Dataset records
· · ·
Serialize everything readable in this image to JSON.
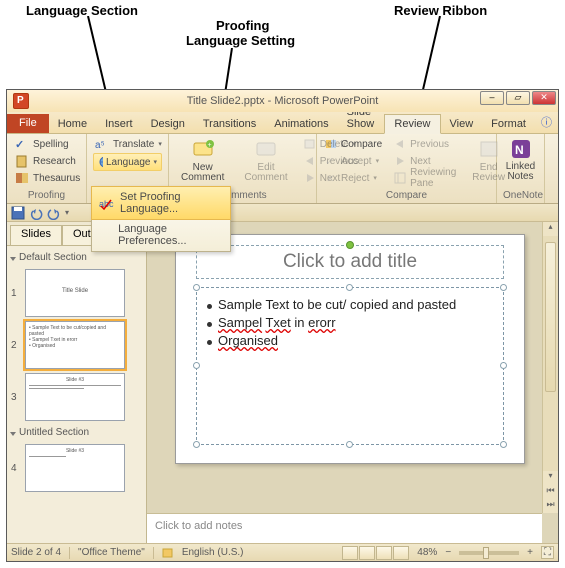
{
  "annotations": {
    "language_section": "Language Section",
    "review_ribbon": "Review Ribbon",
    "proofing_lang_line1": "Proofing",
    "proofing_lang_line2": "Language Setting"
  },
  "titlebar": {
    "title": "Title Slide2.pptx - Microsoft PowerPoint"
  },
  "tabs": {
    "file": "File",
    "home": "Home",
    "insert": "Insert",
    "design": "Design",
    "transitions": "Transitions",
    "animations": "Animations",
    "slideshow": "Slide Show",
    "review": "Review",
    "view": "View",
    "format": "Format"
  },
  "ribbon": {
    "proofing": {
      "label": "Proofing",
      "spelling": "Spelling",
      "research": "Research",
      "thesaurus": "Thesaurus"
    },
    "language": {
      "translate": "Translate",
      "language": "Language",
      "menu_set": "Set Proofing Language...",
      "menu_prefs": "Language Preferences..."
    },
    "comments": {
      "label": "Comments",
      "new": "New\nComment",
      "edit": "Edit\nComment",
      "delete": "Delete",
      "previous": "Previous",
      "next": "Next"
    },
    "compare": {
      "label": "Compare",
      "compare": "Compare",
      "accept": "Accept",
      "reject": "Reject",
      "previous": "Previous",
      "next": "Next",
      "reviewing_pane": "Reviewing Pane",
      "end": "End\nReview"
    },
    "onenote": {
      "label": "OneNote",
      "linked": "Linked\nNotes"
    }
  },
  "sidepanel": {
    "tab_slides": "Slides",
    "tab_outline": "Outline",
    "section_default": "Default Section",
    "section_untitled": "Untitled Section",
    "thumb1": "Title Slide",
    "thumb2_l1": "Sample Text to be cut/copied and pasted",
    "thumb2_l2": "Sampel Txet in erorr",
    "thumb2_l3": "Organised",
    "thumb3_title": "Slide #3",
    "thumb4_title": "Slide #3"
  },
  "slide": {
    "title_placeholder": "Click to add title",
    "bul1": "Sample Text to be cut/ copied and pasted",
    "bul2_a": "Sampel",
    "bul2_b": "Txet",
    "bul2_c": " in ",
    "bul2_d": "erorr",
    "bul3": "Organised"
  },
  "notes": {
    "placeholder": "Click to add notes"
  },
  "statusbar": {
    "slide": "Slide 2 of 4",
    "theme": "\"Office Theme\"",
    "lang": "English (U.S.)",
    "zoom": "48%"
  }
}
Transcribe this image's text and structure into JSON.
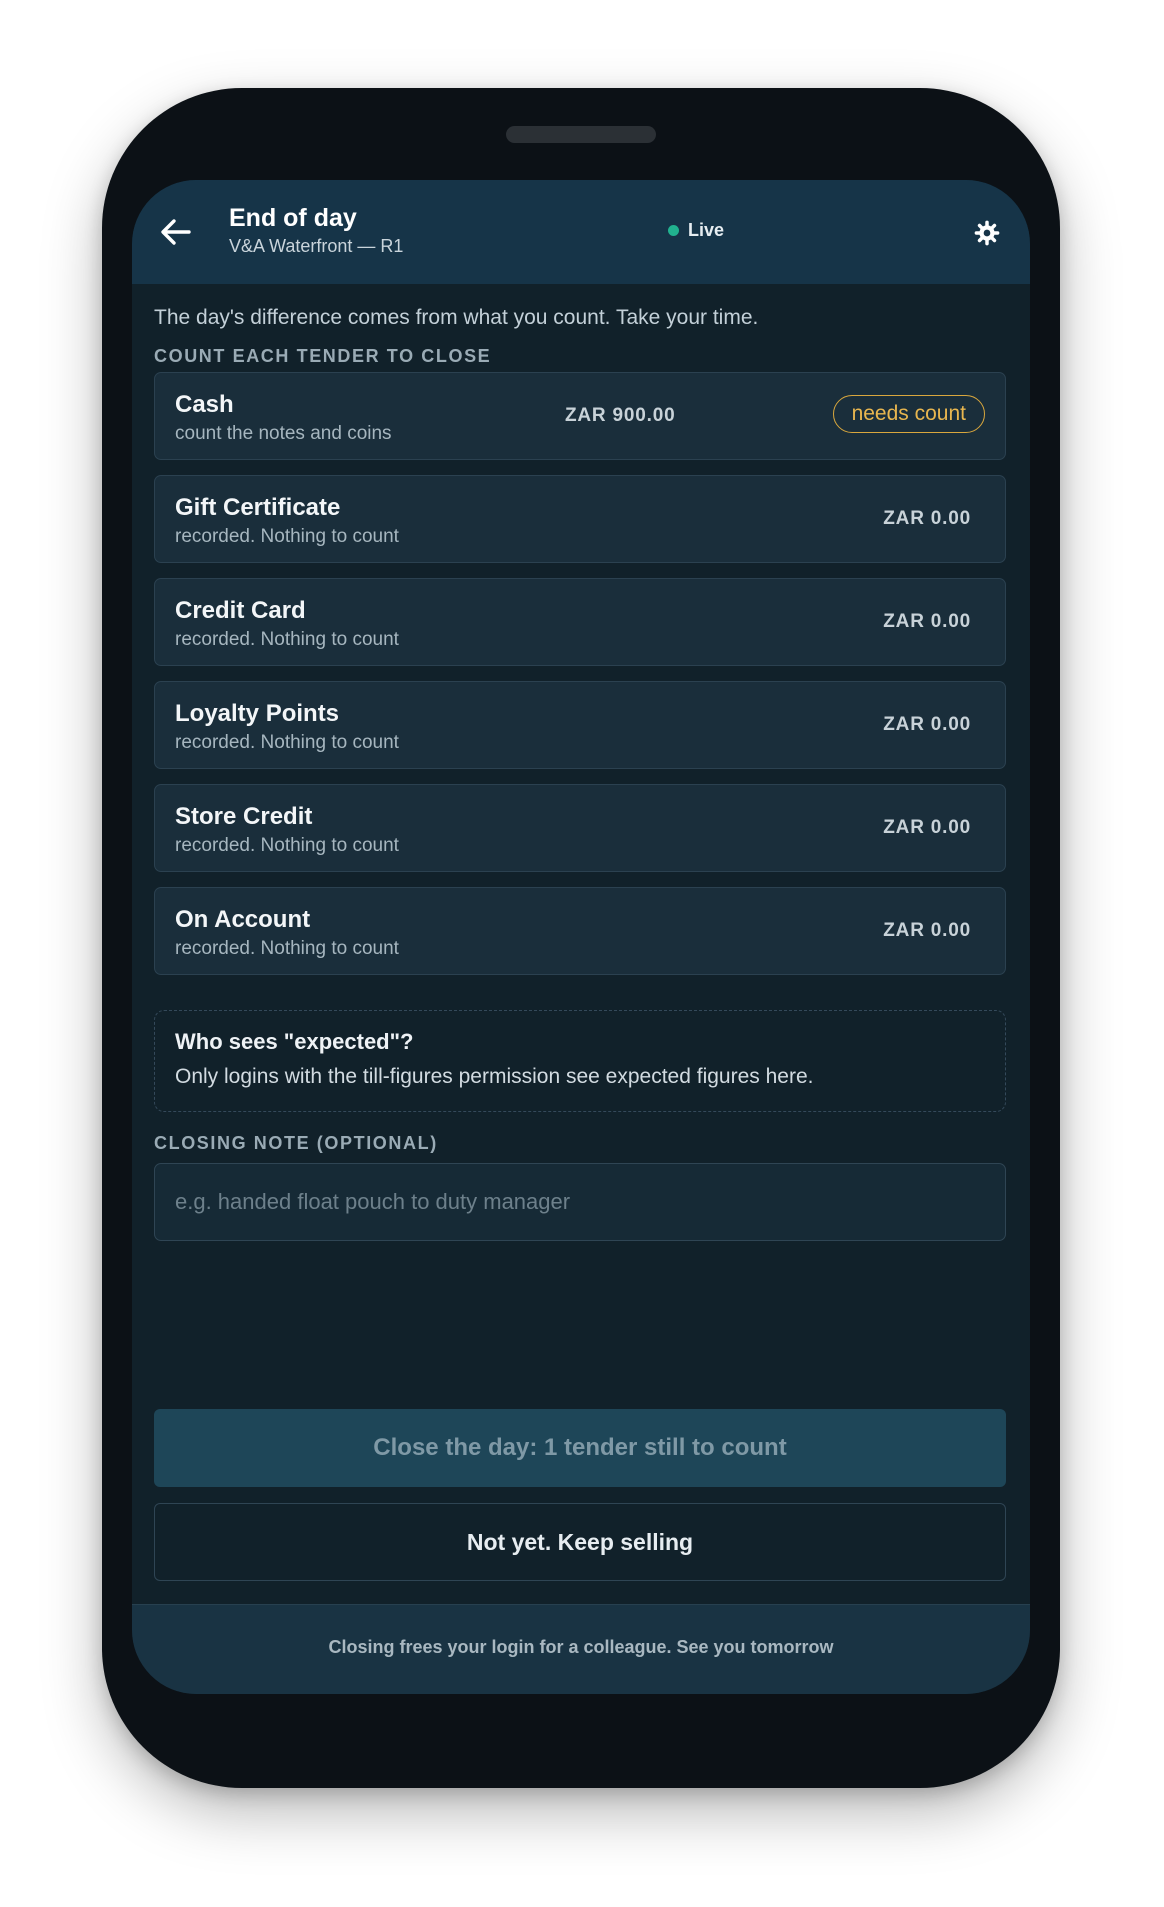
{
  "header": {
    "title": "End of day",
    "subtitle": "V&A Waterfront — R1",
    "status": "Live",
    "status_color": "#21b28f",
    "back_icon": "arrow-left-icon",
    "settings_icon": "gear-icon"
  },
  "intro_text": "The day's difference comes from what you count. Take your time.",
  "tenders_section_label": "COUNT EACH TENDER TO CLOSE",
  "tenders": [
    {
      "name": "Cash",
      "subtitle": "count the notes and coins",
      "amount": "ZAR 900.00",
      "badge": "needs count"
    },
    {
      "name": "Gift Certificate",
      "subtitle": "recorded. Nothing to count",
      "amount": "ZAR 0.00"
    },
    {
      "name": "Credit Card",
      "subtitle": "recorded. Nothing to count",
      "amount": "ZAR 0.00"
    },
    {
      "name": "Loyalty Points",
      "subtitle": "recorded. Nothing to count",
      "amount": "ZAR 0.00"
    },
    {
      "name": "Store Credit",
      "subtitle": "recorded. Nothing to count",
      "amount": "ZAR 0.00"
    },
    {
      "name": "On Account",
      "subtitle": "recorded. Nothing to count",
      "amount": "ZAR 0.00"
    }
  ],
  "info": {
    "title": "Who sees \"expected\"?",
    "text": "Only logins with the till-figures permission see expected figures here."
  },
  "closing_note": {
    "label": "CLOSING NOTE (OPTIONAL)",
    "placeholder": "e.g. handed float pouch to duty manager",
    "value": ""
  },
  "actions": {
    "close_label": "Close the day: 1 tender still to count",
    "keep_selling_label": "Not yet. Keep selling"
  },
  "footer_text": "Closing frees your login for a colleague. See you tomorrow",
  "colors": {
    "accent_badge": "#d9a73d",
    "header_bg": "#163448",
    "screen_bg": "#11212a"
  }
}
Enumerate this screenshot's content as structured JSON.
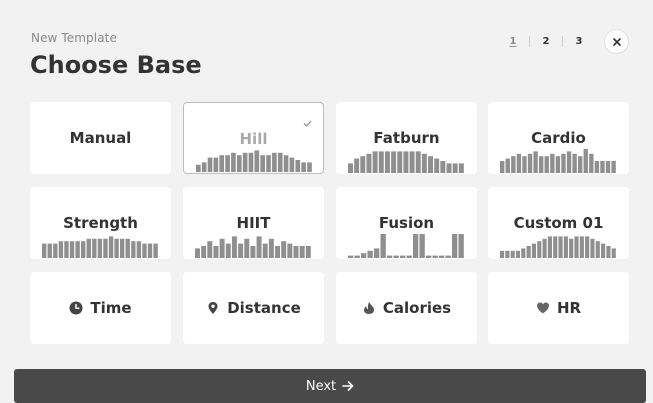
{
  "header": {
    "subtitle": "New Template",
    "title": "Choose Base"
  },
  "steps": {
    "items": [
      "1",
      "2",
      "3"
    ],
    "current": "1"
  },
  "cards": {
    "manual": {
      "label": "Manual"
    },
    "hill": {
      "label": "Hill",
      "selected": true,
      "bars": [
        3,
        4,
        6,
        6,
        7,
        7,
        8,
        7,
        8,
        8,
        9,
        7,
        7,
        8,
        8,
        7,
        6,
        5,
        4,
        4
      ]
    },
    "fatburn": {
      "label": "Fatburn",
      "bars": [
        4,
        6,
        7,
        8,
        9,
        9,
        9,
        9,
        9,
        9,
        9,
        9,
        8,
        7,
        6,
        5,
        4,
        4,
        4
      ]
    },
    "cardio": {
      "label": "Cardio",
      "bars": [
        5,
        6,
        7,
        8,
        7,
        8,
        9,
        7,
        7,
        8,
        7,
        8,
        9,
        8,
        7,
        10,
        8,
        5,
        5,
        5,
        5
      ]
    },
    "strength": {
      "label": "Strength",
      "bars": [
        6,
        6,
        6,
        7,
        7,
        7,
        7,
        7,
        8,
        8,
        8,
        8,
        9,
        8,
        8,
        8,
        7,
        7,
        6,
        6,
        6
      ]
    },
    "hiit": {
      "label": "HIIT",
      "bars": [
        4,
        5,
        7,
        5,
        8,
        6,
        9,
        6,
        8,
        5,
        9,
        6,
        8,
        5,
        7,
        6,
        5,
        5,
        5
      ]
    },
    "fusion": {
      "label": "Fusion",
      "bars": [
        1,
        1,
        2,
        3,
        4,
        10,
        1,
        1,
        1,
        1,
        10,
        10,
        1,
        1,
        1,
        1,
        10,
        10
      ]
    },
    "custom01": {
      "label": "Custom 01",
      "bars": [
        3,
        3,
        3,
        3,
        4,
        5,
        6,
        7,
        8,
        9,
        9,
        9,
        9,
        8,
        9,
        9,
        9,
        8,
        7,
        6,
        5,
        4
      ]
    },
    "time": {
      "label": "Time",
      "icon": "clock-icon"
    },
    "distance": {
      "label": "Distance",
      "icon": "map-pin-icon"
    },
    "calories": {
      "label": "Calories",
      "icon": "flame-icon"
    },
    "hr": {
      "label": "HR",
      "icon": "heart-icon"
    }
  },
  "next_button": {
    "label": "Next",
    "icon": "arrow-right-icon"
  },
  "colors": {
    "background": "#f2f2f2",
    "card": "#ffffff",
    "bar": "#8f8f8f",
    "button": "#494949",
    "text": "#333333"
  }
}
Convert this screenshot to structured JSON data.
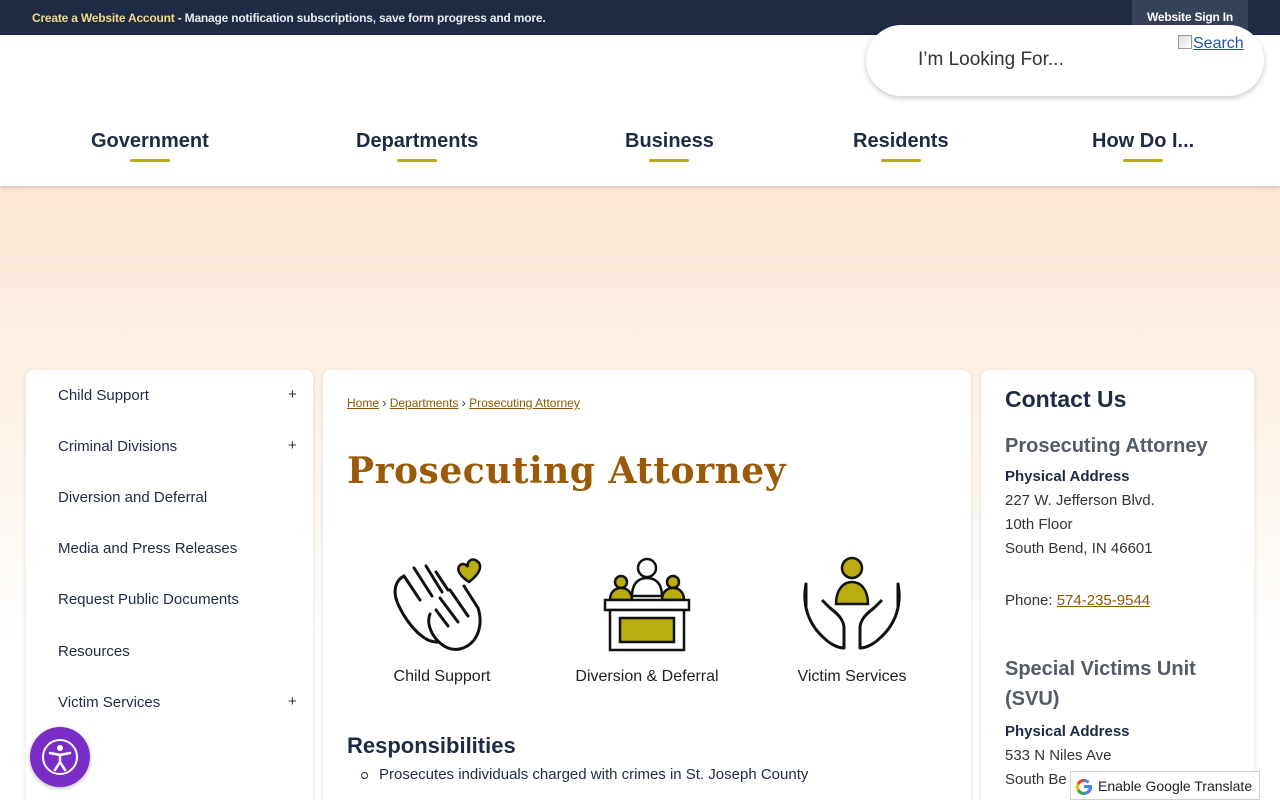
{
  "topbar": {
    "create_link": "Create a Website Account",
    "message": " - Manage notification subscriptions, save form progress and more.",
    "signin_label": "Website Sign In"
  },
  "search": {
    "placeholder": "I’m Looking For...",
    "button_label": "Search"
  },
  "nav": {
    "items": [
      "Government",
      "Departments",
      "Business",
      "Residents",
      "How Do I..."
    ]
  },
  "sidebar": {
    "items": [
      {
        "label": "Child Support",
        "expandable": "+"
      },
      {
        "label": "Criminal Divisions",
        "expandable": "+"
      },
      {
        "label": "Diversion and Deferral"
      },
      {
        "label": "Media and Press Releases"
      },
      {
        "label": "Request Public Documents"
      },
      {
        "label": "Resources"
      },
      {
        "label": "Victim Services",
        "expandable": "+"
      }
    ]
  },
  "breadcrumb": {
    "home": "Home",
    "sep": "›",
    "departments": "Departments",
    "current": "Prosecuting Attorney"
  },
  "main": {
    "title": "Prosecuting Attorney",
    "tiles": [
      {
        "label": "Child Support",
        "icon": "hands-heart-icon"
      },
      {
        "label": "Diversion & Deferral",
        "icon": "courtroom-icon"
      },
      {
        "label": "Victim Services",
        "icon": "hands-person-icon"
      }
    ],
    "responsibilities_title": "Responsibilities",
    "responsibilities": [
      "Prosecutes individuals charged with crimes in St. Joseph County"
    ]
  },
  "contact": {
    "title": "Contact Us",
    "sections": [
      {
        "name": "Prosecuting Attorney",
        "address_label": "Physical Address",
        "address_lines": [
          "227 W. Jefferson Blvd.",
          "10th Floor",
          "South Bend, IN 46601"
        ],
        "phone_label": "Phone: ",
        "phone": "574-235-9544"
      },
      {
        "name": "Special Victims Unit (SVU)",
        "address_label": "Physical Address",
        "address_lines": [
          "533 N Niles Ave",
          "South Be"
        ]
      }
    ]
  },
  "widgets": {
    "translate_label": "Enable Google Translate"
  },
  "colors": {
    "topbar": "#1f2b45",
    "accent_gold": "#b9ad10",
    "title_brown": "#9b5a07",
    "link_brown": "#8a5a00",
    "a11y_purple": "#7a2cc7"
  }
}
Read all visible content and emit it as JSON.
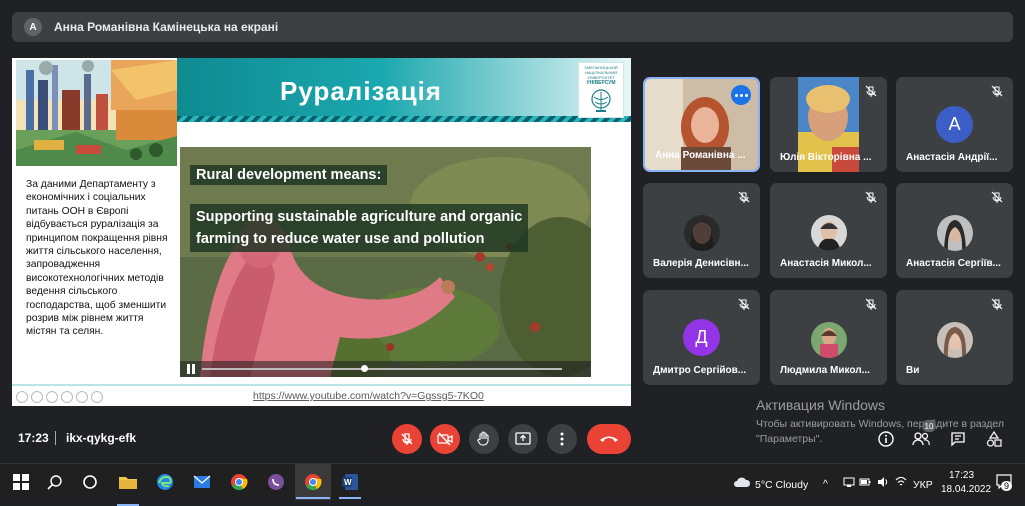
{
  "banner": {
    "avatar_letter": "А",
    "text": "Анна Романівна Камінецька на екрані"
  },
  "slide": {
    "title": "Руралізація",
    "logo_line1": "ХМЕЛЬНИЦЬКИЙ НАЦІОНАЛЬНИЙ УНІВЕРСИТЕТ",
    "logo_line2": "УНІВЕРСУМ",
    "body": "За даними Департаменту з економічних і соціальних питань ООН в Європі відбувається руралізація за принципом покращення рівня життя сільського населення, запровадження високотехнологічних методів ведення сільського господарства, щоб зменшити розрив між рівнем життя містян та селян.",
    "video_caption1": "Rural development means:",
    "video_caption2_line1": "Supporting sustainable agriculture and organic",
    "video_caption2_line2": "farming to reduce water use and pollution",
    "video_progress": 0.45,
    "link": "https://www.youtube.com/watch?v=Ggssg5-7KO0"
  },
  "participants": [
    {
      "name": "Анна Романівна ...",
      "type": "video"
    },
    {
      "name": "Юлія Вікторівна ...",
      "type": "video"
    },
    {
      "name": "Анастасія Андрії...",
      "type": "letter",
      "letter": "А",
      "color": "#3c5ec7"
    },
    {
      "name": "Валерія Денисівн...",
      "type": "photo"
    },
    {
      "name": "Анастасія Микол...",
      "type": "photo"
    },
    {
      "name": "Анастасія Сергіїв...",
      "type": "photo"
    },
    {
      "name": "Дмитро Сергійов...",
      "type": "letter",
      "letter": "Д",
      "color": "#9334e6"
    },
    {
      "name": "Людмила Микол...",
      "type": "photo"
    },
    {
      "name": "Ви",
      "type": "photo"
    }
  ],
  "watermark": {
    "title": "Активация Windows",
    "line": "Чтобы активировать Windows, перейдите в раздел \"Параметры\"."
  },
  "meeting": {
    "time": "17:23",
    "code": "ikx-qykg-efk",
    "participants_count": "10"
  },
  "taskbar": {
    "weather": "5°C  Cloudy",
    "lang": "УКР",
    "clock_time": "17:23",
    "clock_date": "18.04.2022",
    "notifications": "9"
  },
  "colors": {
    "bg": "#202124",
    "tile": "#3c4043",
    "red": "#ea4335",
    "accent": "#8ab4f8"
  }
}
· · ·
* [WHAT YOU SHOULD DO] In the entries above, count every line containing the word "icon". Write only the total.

* [SOLUTION FOR THIS PROBLEM] 10